What the task requires: Search term "instagram": please copy every line of the records below that contains it.

(Dataset content)

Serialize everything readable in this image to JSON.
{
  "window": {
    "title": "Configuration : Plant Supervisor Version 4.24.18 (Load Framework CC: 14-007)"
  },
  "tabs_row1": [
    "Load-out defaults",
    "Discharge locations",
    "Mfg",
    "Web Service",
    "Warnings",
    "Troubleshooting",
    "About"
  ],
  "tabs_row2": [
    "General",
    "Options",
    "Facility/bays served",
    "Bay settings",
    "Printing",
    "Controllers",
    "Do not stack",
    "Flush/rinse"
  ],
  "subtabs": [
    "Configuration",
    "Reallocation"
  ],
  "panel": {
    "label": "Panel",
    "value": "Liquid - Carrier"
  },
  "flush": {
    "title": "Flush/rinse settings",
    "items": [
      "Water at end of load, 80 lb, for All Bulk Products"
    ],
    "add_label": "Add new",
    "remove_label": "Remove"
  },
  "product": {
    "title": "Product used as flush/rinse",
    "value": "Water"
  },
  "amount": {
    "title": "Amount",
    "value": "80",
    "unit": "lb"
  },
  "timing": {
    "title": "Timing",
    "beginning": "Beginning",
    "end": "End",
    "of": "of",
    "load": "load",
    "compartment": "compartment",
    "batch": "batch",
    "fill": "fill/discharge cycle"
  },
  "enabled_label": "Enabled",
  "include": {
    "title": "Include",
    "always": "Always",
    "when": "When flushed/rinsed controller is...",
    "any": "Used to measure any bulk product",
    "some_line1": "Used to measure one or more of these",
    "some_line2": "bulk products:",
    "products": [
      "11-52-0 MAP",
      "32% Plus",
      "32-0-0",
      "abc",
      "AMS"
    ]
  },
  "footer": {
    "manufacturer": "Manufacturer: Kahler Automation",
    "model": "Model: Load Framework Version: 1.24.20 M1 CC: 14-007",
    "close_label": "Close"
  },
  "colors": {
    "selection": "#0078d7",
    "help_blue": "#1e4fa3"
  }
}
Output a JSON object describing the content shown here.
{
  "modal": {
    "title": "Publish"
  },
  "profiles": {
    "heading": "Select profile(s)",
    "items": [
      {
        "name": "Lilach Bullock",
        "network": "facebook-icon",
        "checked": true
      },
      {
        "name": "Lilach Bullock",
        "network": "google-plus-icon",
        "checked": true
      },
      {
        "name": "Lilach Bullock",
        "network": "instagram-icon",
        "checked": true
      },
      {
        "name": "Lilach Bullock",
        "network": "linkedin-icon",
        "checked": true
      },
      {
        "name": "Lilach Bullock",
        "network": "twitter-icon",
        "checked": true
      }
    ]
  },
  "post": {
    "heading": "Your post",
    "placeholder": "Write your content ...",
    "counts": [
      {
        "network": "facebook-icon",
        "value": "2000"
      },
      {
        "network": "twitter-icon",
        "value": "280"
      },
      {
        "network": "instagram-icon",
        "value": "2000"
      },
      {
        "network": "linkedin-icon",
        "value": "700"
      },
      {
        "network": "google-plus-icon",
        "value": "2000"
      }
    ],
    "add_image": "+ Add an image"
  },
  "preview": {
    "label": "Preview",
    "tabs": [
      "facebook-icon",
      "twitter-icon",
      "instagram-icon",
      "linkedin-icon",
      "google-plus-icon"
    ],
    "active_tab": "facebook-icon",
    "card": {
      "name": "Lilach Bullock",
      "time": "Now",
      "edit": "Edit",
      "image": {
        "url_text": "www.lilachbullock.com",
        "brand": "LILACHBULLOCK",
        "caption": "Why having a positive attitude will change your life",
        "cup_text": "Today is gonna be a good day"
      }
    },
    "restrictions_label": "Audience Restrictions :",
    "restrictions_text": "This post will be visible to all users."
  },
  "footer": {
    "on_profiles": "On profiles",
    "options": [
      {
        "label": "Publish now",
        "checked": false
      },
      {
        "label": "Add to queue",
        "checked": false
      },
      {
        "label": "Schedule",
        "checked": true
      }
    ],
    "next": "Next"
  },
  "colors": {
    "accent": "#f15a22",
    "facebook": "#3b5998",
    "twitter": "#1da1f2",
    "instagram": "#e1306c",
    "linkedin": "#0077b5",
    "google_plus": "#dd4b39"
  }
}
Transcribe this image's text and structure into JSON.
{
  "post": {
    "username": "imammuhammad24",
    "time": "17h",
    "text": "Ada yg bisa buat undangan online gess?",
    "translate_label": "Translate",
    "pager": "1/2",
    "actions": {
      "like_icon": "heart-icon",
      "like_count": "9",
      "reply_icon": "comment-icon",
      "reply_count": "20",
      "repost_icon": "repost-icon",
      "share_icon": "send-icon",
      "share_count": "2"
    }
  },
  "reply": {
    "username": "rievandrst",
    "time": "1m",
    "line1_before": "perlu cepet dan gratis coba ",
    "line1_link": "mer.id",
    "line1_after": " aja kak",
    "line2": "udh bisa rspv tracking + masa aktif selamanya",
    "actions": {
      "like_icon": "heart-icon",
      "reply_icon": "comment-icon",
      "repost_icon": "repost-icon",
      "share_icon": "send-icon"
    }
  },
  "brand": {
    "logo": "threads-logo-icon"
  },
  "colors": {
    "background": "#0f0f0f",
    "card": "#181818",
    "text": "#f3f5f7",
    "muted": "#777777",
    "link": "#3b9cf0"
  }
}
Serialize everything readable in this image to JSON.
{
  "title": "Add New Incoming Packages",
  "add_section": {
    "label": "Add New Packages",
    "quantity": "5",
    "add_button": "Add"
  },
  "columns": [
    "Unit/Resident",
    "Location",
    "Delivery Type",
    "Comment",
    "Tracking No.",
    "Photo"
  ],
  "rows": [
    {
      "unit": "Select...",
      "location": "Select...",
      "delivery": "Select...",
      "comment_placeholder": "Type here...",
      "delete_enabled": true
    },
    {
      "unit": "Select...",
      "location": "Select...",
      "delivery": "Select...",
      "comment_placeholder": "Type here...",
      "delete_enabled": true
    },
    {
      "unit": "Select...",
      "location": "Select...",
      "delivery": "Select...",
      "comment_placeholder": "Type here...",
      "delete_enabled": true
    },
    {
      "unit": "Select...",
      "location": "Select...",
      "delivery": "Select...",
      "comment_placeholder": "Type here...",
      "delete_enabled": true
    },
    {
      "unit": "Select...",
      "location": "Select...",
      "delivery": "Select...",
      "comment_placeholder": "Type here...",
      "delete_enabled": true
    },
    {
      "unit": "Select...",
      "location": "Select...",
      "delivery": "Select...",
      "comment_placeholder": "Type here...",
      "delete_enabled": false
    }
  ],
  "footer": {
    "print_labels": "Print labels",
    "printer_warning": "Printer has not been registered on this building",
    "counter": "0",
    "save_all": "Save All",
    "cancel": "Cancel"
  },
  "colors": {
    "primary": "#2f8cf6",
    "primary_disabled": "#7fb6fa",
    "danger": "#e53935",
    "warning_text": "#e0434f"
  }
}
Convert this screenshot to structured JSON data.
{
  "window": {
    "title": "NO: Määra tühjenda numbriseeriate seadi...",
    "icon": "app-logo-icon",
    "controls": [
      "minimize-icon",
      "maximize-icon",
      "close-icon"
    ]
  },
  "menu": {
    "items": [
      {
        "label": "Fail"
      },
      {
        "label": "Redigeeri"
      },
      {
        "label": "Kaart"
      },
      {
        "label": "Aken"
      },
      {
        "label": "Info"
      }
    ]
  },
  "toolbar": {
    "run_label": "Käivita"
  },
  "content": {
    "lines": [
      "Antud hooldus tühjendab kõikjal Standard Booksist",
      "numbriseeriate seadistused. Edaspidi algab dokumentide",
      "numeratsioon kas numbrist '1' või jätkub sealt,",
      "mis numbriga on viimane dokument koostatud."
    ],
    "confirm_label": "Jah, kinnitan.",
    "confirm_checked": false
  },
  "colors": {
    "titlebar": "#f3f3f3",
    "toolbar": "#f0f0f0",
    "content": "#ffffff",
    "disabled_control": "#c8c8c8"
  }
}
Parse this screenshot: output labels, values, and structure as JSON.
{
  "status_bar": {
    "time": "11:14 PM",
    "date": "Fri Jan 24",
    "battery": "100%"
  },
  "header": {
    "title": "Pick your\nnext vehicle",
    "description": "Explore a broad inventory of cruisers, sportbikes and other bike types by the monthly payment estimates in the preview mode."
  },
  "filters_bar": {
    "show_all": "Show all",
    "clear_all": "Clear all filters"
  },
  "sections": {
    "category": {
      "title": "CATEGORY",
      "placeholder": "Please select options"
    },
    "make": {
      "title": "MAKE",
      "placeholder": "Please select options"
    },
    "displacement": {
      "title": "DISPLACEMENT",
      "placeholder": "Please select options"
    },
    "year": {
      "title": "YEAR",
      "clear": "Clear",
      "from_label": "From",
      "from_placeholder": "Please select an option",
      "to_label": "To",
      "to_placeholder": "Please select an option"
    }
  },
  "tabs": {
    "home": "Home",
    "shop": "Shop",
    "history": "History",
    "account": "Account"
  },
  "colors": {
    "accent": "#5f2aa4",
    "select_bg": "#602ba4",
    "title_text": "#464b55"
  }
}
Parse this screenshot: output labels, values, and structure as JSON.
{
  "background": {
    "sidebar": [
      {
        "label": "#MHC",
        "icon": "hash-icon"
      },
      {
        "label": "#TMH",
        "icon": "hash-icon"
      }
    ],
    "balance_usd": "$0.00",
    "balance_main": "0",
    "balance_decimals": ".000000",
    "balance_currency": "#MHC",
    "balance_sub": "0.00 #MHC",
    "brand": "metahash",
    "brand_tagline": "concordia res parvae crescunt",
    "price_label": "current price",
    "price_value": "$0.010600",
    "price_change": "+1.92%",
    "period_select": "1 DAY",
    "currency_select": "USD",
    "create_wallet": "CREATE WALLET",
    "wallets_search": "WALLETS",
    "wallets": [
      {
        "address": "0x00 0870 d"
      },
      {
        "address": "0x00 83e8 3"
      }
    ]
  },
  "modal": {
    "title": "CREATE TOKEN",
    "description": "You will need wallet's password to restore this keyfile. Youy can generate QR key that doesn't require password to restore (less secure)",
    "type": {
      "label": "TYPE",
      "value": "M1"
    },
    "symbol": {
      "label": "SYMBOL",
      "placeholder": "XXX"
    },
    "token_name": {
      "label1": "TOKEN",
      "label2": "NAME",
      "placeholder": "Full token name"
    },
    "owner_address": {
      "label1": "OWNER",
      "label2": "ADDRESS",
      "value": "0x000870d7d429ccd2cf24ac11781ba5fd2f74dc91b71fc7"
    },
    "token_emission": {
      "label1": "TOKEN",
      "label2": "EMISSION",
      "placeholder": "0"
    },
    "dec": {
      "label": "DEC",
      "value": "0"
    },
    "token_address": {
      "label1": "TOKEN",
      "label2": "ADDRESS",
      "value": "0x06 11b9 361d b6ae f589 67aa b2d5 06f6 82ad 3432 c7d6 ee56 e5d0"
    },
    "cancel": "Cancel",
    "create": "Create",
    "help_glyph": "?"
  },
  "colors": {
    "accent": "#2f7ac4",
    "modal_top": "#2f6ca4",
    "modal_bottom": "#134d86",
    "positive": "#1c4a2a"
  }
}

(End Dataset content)

Output:
        "network": "instagram-icon",
        "network": "instagram-icon",
      "instagram-icon",
    "instagram": "#e1306c",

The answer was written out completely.